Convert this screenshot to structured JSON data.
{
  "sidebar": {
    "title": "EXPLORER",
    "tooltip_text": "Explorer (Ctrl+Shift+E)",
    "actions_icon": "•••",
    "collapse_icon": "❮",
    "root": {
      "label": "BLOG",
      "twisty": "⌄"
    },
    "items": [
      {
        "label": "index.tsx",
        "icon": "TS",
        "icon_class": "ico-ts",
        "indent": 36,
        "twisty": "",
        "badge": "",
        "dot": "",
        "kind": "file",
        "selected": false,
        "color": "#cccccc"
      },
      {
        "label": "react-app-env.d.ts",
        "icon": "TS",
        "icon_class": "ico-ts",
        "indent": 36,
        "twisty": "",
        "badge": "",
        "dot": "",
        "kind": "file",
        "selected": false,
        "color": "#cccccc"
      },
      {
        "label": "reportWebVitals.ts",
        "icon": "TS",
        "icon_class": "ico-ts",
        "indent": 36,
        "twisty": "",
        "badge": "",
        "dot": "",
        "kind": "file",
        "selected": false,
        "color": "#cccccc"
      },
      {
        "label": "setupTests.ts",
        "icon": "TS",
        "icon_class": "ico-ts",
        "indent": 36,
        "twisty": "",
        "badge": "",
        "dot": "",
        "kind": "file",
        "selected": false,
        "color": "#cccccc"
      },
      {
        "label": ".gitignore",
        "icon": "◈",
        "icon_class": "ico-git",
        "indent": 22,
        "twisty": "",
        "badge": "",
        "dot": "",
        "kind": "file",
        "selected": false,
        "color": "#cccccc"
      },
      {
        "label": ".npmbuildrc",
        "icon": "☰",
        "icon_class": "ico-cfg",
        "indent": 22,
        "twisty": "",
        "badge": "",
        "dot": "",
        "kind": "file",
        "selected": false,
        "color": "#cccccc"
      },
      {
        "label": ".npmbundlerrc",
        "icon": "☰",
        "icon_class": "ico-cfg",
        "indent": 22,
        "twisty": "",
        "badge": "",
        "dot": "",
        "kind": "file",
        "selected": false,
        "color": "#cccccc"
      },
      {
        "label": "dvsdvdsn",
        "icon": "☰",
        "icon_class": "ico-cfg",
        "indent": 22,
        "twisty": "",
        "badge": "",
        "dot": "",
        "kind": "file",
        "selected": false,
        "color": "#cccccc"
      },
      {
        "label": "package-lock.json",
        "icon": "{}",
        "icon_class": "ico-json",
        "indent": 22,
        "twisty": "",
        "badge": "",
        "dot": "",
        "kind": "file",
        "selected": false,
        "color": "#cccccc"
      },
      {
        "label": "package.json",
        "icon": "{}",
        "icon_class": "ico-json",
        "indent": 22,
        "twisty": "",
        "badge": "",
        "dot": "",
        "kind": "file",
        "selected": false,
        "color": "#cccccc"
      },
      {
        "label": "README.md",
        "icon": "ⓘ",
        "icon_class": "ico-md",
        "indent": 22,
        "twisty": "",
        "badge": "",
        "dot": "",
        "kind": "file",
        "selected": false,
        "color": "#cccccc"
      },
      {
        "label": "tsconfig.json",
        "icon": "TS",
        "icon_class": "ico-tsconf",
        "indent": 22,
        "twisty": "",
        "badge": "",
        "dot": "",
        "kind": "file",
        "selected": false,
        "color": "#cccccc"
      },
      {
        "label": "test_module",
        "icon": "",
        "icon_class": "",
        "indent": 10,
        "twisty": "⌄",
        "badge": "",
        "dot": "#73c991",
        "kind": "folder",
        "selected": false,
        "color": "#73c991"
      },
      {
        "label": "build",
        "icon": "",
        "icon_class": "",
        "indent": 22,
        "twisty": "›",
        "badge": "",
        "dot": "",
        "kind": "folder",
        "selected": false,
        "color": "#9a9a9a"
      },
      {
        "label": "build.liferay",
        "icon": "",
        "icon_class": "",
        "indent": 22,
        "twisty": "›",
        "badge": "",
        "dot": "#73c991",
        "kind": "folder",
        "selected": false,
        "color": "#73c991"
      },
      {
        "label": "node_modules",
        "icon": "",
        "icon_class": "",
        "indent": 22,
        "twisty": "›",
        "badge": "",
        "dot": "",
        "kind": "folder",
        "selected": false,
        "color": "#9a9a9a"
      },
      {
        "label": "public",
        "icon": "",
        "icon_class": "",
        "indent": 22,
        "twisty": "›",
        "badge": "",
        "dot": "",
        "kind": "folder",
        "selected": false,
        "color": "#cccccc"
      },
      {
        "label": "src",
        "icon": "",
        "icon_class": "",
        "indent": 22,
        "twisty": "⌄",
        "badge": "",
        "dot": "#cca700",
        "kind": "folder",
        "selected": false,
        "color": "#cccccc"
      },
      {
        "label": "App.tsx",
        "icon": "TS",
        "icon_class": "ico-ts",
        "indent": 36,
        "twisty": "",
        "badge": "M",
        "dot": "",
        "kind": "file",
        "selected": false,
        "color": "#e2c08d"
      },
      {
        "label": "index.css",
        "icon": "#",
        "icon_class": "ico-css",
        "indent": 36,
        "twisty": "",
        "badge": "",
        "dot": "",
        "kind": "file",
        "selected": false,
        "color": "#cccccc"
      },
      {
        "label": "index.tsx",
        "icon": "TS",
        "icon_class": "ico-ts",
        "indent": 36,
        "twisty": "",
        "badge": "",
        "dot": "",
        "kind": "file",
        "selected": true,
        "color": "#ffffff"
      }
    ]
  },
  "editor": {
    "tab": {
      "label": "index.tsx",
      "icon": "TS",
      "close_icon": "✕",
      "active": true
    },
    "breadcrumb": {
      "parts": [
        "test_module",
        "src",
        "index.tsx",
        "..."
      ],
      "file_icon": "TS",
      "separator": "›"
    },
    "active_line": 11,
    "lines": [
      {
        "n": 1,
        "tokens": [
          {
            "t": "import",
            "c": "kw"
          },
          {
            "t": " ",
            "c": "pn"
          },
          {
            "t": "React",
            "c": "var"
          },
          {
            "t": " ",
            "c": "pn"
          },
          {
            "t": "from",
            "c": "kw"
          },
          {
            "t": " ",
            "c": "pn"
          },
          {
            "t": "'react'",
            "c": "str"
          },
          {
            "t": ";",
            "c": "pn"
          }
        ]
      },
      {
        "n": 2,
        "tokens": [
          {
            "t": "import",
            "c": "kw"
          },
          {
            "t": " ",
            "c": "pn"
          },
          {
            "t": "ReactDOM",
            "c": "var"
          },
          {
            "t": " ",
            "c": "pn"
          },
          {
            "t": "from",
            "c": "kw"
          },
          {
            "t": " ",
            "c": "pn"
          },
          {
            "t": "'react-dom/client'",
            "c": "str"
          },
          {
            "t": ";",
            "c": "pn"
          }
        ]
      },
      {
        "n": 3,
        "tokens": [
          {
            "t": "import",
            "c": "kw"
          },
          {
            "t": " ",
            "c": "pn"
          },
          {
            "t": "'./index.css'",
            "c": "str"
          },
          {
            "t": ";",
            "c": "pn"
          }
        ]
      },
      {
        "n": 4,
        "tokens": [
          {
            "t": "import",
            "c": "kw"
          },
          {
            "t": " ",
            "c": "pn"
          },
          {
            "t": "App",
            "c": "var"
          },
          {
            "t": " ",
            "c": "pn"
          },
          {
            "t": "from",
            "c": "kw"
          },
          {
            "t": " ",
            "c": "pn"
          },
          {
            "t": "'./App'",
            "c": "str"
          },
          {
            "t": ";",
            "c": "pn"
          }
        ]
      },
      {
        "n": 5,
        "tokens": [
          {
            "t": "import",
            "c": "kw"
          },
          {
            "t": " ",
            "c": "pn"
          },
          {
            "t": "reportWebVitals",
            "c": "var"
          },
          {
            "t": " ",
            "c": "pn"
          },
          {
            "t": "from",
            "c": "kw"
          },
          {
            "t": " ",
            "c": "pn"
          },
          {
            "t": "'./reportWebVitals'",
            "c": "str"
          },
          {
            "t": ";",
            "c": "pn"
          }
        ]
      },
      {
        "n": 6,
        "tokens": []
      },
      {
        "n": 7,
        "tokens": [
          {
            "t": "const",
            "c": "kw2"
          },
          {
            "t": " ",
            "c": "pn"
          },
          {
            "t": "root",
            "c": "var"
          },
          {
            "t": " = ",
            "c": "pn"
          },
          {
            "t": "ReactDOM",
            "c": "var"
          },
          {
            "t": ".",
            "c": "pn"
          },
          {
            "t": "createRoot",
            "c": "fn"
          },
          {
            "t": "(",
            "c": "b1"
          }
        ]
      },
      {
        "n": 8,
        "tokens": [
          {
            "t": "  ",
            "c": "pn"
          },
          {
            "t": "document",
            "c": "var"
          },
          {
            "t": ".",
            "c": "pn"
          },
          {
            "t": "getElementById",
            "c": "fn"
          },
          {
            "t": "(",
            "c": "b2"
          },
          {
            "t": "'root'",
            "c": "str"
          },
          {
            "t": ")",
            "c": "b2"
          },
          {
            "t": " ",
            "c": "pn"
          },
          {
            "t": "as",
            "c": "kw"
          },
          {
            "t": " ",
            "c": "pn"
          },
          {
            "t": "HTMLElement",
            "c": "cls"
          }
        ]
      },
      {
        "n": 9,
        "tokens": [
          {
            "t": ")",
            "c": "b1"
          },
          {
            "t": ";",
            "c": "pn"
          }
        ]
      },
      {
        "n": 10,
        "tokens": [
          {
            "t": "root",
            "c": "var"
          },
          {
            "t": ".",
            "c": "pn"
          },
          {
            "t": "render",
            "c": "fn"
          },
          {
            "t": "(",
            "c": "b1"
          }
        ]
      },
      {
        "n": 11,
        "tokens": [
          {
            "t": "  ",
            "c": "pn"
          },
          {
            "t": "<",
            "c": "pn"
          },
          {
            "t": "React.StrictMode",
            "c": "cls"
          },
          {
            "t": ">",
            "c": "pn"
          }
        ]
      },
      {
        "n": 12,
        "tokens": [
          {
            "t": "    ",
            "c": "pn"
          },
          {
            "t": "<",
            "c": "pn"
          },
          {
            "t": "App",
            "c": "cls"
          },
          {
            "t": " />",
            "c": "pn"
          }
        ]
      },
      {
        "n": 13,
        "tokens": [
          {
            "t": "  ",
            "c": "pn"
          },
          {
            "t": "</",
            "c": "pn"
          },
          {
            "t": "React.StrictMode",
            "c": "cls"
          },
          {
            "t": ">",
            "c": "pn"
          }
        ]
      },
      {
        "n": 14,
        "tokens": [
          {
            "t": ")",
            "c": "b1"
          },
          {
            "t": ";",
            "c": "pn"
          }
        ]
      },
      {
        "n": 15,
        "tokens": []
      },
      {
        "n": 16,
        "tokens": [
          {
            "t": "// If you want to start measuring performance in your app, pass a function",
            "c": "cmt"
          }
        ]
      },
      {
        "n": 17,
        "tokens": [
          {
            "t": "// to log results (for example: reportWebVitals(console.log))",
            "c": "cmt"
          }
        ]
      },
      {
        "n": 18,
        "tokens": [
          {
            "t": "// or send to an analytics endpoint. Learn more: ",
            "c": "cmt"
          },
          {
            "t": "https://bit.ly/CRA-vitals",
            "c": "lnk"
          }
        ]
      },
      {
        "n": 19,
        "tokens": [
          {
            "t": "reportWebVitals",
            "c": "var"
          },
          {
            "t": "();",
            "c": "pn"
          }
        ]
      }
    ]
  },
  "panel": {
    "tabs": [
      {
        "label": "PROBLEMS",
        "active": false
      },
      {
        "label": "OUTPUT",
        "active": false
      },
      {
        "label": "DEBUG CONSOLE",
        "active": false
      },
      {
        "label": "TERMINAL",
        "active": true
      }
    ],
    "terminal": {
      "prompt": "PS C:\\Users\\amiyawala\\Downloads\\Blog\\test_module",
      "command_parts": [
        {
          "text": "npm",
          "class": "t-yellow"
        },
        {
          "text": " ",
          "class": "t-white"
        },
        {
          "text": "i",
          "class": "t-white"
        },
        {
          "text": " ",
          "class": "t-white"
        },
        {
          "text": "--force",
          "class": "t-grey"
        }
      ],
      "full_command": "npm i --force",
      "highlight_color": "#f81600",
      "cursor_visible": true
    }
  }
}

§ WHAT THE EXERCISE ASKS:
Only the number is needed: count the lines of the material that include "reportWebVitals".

§ EXERCISE RESULT:
5